## Records shown:
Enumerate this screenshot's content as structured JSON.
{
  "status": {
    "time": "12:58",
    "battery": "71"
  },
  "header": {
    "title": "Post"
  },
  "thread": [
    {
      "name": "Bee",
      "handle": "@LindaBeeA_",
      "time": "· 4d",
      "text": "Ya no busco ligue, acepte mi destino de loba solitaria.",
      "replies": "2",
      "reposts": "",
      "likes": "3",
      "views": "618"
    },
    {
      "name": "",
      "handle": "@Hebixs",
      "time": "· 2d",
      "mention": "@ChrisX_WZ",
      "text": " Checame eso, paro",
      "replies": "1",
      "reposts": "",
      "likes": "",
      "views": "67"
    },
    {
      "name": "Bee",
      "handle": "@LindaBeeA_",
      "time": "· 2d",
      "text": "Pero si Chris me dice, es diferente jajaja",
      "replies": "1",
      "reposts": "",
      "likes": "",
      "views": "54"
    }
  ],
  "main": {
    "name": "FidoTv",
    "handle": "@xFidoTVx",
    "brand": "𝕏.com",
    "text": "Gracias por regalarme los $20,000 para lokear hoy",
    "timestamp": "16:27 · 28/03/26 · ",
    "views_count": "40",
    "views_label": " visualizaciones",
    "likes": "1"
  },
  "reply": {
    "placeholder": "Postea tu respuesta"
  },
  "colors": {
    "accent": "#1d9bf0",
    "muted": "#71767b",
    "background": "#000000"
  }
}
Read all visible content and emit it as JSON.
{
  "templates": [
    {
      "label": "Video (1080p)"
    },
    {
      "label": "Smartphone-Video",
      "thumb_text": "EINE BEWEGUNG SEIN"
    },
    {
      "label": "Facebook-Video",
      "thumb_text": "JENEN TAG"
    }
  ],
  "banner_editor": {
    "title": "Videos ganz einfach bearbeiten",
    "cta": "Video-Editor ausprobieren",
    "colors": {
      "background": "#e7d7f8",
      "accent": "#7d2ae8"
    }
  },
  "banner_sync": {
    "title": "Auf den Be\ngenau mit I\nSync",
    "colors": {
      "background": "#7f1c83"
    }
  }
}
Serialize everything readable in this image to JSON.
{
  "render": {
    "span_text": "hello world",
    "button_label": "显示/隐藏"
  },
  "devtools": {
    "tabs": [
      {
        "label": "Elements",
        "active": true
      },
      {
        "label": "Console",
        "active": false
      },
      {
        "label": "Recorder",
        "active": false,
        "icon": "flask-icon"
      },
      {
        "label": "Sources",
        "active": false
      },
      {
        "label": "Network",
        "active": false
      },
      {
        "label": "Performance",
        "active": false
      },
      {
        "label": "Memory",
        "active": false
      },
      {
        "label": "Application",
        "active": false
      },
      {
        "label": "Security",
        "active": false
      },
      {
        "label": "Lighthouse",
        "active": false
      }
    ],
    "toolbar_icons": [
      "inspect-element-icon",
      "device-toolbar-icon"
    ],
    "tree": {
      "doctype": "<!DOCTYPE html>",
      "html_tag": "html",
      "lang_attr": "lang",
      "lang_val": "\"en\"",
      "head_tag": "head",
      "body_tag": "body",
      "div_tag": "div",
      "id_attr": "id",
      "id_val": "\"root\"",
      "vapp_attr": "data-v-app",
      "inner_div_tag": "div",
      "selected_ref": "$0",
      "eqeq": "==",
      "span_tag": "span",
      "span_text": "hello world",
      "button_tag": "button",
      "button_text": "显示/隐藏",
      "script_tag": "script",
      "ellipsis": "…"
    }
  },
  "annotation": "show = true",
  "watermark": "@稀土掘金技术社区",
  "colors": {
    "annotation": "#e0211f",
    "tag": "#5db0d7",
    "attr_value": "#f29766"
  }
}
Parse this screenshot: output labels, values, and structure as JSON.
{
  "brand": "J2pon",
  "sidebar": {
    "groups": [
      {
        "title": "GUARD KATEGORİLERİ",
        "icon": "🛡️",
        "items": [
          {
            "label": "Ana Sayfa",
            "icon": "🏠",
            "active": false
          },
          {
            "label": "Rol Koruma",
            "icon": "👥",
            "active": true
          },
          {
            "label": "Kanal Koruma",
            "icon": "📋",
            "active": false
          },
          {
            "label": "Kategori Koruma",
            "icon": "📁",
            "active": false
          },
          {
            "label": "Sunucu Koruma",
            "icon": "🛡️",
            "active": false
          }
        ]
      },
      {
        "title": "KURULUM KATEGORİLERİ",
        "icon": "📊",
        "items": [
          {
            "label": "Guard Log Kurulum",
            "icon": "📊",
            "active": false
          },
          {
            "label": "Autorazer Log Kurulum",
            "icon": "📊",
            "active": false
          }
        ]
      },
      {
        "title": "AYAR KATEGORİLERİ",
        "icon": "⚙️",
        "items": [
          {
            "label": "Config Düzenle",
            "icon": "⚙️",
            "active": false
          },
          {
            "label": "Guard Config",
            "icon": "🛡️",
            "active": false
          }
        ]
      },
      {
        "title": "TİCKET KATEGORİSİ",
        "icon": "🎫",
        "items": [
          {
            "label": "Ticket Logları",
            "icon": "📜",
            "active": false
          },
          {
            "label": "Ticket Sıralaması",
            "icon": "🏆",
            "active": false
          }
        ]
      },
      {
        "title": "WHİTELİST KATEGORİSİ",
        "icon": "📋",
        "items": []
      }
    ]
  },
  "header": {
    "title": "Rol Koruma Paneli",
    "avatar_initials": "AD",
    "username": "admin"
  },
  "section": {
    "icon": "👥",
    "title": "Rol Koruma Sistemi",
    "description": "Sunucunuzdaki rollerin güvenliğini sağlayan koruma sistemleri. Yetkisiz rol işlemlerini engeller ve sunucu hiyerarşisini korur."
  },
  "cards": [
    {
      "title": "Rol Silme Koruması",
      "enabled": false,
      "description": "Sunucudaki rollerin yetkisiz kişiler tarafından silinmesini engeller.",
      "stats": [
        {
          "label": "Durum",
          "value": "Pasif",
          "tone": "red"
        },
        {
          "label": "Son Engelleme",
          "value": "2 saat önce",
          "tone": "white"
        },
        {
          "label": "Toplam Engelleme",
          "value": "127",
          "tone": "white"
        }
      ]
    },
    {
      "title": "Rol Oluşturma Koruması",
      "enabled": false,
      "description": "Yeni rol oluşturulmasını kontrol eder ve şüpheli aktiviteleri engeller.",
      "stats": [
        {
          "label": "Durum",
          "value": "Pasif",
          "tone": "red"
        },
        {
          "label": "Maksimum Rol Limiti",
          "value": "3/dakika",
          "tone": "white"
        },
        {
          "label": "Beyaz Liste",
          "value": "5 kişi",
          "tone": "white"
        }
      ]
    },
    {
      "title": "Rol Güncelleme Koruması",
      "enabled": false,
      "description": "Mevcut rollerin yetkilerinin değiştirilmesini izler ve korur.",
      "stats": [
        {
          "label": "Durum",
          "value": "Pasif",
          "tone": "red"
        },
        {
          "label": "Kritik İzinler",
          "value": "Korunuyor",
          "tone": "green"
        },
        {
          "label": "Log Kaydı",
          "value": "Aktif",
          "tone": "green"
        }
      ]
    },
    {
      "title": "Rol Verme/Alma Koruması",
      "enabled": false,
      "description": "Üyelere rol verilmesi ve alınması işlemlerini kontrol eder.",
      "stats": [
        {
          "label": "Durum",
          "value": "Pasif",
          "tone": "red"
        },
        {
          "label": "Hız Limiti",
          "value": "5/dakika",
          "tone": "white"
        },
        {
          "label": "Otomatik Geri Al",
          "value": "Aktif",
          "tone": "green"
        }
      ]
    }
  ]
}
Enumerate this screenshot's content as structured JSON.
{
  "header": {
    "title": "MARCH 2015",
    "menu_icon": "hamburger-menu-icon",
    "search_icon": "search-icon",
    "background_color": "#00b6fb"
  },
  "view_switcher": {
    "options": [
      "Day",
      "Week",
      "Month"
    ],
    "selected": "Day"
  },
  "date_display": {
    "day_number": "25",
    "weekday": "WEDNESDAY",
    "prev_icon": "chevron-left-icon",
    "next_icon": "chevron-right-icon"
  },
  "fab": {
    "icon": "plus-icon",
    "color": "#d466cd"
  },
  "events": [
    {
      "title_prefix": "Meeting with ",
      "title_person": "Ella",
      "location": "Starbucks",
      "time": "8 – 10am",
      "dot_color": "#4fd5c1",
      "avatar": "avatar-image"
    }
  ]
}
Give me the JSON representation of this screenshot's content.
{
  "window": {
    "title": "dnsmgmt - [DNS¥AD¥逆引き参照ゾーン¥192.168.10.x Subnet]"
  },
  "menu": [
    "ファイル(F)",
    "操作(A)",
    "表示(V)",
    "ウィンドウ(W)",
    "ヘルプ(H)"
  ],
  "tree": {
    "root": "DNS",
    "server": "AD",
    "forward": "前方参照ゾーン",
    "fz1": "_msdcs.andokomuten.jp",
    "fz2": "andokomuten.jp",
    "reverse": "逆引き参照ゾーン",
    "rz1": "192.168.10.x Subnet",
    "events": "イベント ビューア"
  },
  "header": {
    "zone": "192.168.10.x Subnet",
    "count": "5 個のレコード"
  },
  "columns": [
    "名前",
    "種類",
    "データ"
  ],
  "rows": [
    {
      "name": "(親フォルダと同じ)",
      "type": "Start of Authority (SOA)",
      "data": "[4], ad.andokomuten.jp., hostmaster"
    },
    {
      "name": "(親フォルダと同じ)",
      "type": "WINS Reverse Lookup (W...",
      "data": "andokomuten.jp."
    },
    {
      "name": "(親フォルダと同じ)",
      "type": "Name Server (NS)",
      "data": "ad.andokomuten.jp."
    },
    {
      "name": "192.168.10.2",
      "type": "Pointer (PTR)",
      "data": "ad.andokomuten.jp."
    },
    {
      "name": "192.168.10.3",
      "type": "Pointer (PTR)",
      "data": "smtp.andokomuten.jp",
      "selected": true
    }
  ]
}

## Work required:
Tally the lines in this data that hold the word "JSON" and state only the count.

## Problem solution:
6